10 papers this month, half of which relate to the United Kingdom. We continue to move forward.
1) Characterization of opioid overdose and response in a high-risk community corrections sample: A preliminary study.
Cropsey KL, Martin S, Clark CB, McCullumsmith CB, Lane PS, Hardy S, Hendricks PS, Redmond N.
J Opioid Manag. 2013 Nov-Dec;9(6):393-400.
Comments: Valuable survey of persons in the corrections system, under community supervision. Nearly half had used opioids and 40% of those had experienced an opioid overdose. Those who had overdosed were more likely to be white, female, and have higher educational attainment; they were also much more likely to have witnessed overdose, have seen someone die of overdose, and want training in overdose prevention and management.
2) Opioids Compared to Placebo or Other Treatments for Chronic Low Back Pain: An Update of the Cochrane Review.
Chaparro LE, Furlan AD, Deshpande A, Mailis-Gagnon A, Atlas S, Turk DC.
Spine (Phila Pa 1976). 2014 Jan 29. [Epub ahead of print]
Comments: A review of studies evaluating short term use of opioids for chronic lower back pain. The studies evaluated all have major shortcomings so we’re left with little new information.
Adrish M, Duncalf R, Diaz-Fuentes G, Venkatram S.
Am J Case Rep. 2014 Jan 15;15:22-6

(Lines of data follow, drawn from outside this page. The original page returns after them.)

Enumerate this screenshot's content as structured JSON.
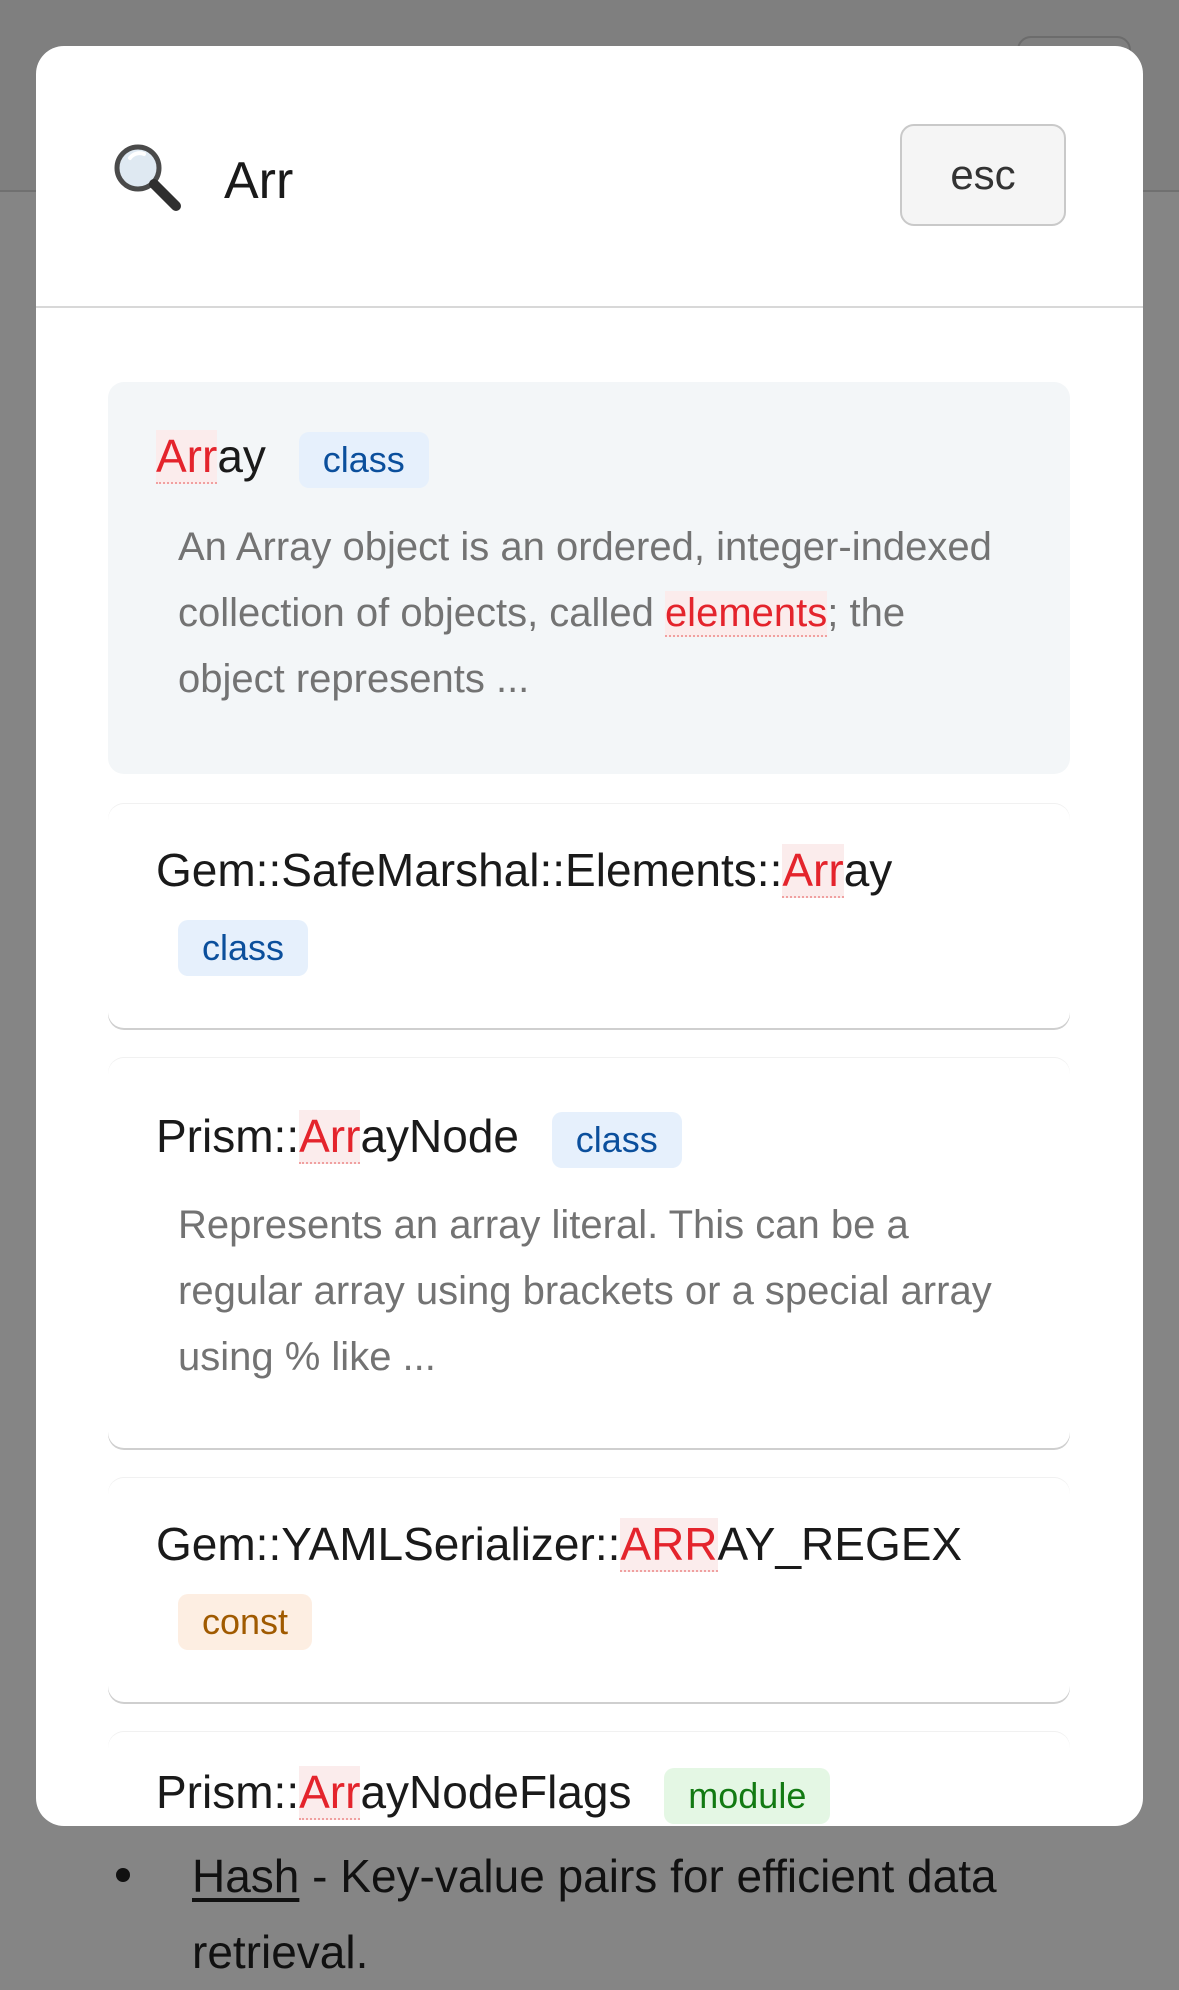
{
  "search": {
    "query": "Arr",
    "esc_label": "esc"
  },
  "results": [
    {
      "title_pre": "",
      "title_match": "Arr",
      "title_post": "ay",
      "kind": "class",
      "desc_pre": "An Array object is an ordered, integer-indexed collection of objects, called ",
      "desc_match": "elements",
      "desc_post": "; the object represents ..."
    },
    {
      "title_pre": "Gem::SafeMarshal::Elements::",
      "title_match": "Arr",
      "title_post": "ay",
      "kind": "class"
    },
    {
      "title_pre": "Prism::",
      "title_match": "Arr",
      "title_post": "ayNode",
      "kind": "class",
      "desc": "Represents an array literal. This can be a regular array using brackets or a special array using % like ..."
    },
    {
      "title_pre": "Gem::YAMLSerializer::",
      "title_match": "ARR",
      "title_post": "AY_REGEX",
      "kind": "const"
    },
    {
      "title_pre": "Prism::",
      "title_match": "Arr",
      "title_post": "ayNodeFlags",
      "kind": "module"
    }
  ],
  "background": {
    "list_item_link": "Hash",
    "list_item_text": " - Key-value pairs for efficient data retrieval."
  },
  "colors": {
    "highlight": "#e4242c",
    "class_badge": "#0b4f9c",
    "const_badge": "#a05a00",
    "module_badge": "#127a12"
  }
}
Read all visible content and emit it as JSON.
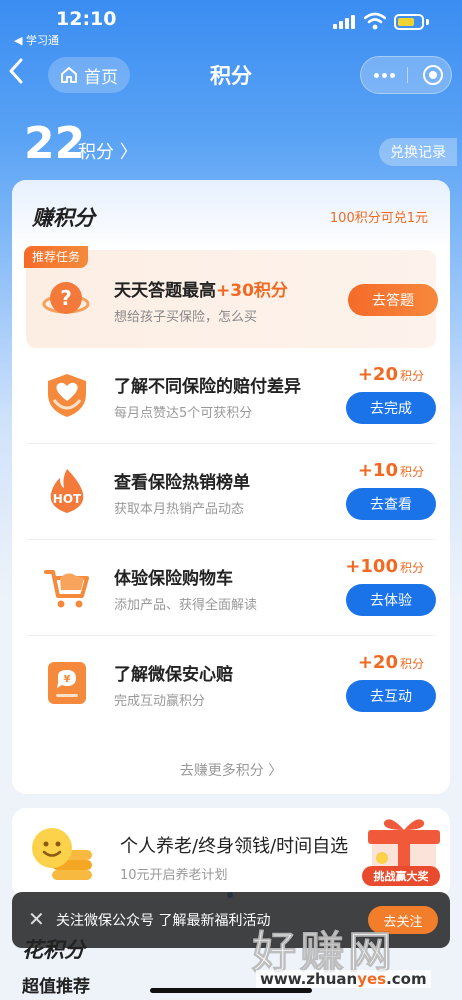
{
  "status_bar": {
    "time": "12:10",
    "back_app": "◀ 学习通"
  },
  "nav": {
    "home_label": "首页",
    "title": "积分"
  },
  "points": {
    "value": "22",
    "unit": "积分",
    "exchange_label": "兑换记录"
  },
  "earn": {
    "title": "赚积分",
    "rate": "100积分可兑1元",
    "featured": {
      "tag": "推荐任务",
      "title": "天天答题最高",
      "bonus": "+30积分",
      "desc": "想给孩子买保险，怎么买",
      "button": "去答题"
    },
    "tasks": [
      {
        "title": "了解不同保险的赔付差异",
        "desc": "每月点赞达5个可获积分",
        "reward": "+20",
        "unit": "积分",
        "button": "去完成",
        "icon": "shield-heart-icon"
      },
      {
        "title": "查看保险热销榜单",
        "desc": "获取本月热销产品动态",
        "reward": "+10",
        "unit": "积分",
        "button": "去查看",
        "icon": "hot-flame-icon"
      },
      {
        "title": "体验保险购物车",
        "desc": "添加产品、获得全面解读",
        "reward": "+100",
        "unit": "积分",
        "button": "去体验",
        "icon": "shopping-cart-icon"
      },
      {
        "title": "了解微保安心赔",
        "desc": "完成互动赢积分",
        "reward": "+20",
        "unit": "积分",
        "button": "去互动",
        "icon": "yen-chat-icon"
      }
    ],
    "more": "去赚更多积分 〉"
  },
  "pension": {
    "title": "个人养老/终身领钱/时间自选",
    "sub": "10元开启养老计划",
    "gift_label": "挑战赢大奖"
  },
  "toast": {
    "text": "关注微保公众号 了解最新福利活动",
    "button": "去关注"
  },
  "spend_title": "花积分",
  "recommend_title": "超值推荐",
  "watermark": {
    "main": "好赚网",
    "url_a": "www.zhuan",
    "url_b": "yes",
    "url_c": ".com"
  },
  "colors": {
    "brand_blue": "#1a73e8",
    "accent_orange": "#f26a21"
  }
}
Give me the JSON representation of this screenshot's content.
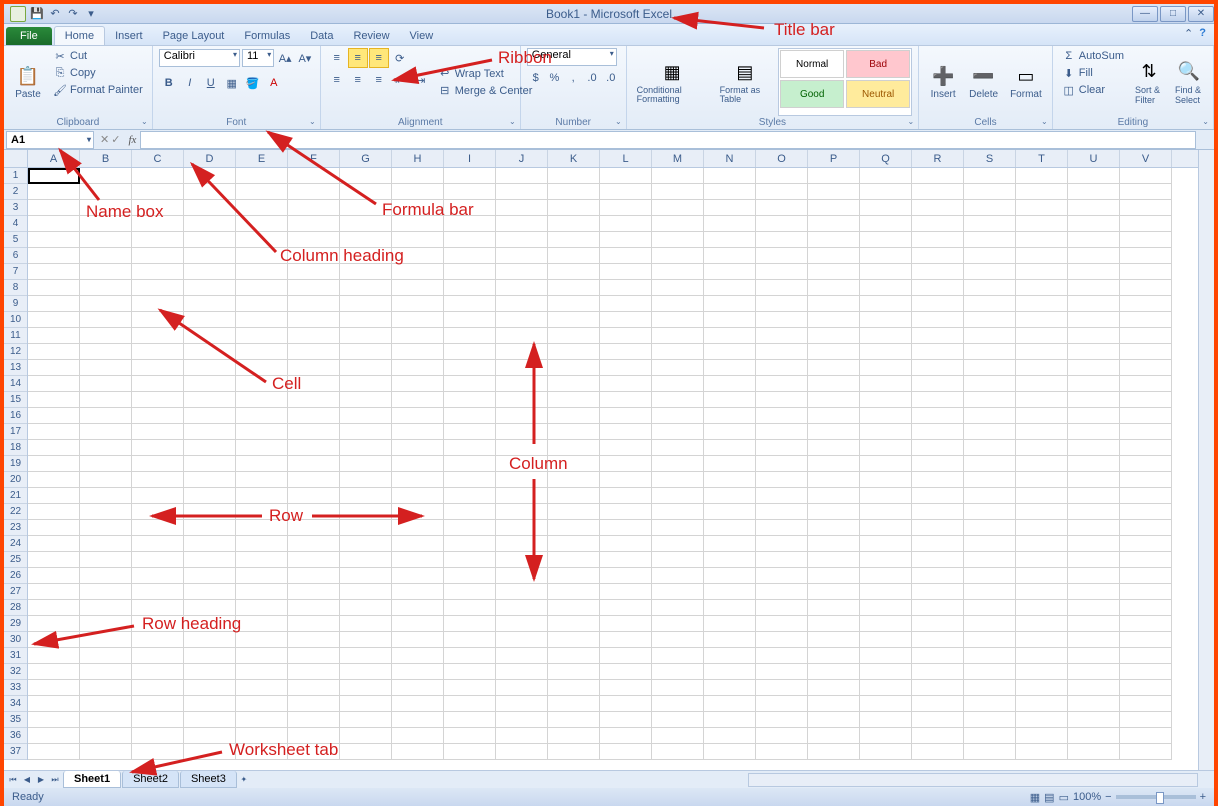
{
  "title": "Book1 - Microsoft Excel",
  "tabs": {
    "file": "File",
    "list": [
      "Home",
      "Insert",
      "Page Layout",
      "Formulas",
      "Data",
      "Review",
      "View"
    ],
    "active": 0
  },
  "clipboard": {
    "paste": "Paste",
    "cut": "Cut",
    "copy": "Copy",
    "fp": "Format Painter",
    "label": "Clipboard"
  },
  "font": {
    "name": "Calibri",
    "size": "11",
    "bold": "B",
    "italic": "I",
    "underline": "U",
    "label": "Font"
  },
  "alignment": {
    "wrap": "Wrap Text",
    "merge": "Merge & Center",
    "label": "Alignment"
  },
  "number": {
    "format": "General",
    "label": "Number"
  },
  "styles": {
    "cond": "Conditional Formatting",
    "table": "Format as Table",
    "normal": "Normal",
    "bad": "Bad",
    "good": "Good",
    "neutral": "Neutral",
    "label": "Styles"
  },
  "cells": {
    "insert": "Insert",
    "delete": "Delete",
    "format": "Format",
    "label": "Cells"
  },
  "editing": {
    "autosum": "AutoSum",
    "fill": "Fill",
    "clear": "Clear",
    "sort": "Sort & Filter",
    "find": "Find & Select",
    "label": "Editing"
  },
  "namebox": "A1",
  "columns": [
    "A",
    "B",
    "C",
    "D",
    "E",
    "F",
    "G",
    "H",
    "I",
    "J",
    "K",
    "L",
    "M",
    "N",
    "O",
    "P",
    "Q",
    "R",
    "S",
    "T",
    "U",
    "V"
  ],
  "rows": 37,
  "sheets": [
    "Sheet1",
    "Sheet2",
    "Sheet3"
  ],
  "status": "Ready",
  "zoom": "100%",
  "annotations": {
    "titlebar": "Title bar",
    "ribbon": "Ribbon",
    "formulabar": "Formula bar",
    "namebox": "Name box",
    "colhead": "Column heading",
    "cell": "Cell",
    "column": "Column",
    "row": "Row",
    "rowhead": "Row heading",
    "wstab": "Worksheet tab"
  }
}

Comments: Being “down” with an overdose for a prolonged period can lead to complications such as rhabdomyolysis and nerve compression. This patient developed compartment syndrome, which is to say high pressure within the fascial compartment of the buttocks, requiring surgical intervention to spare her extremity.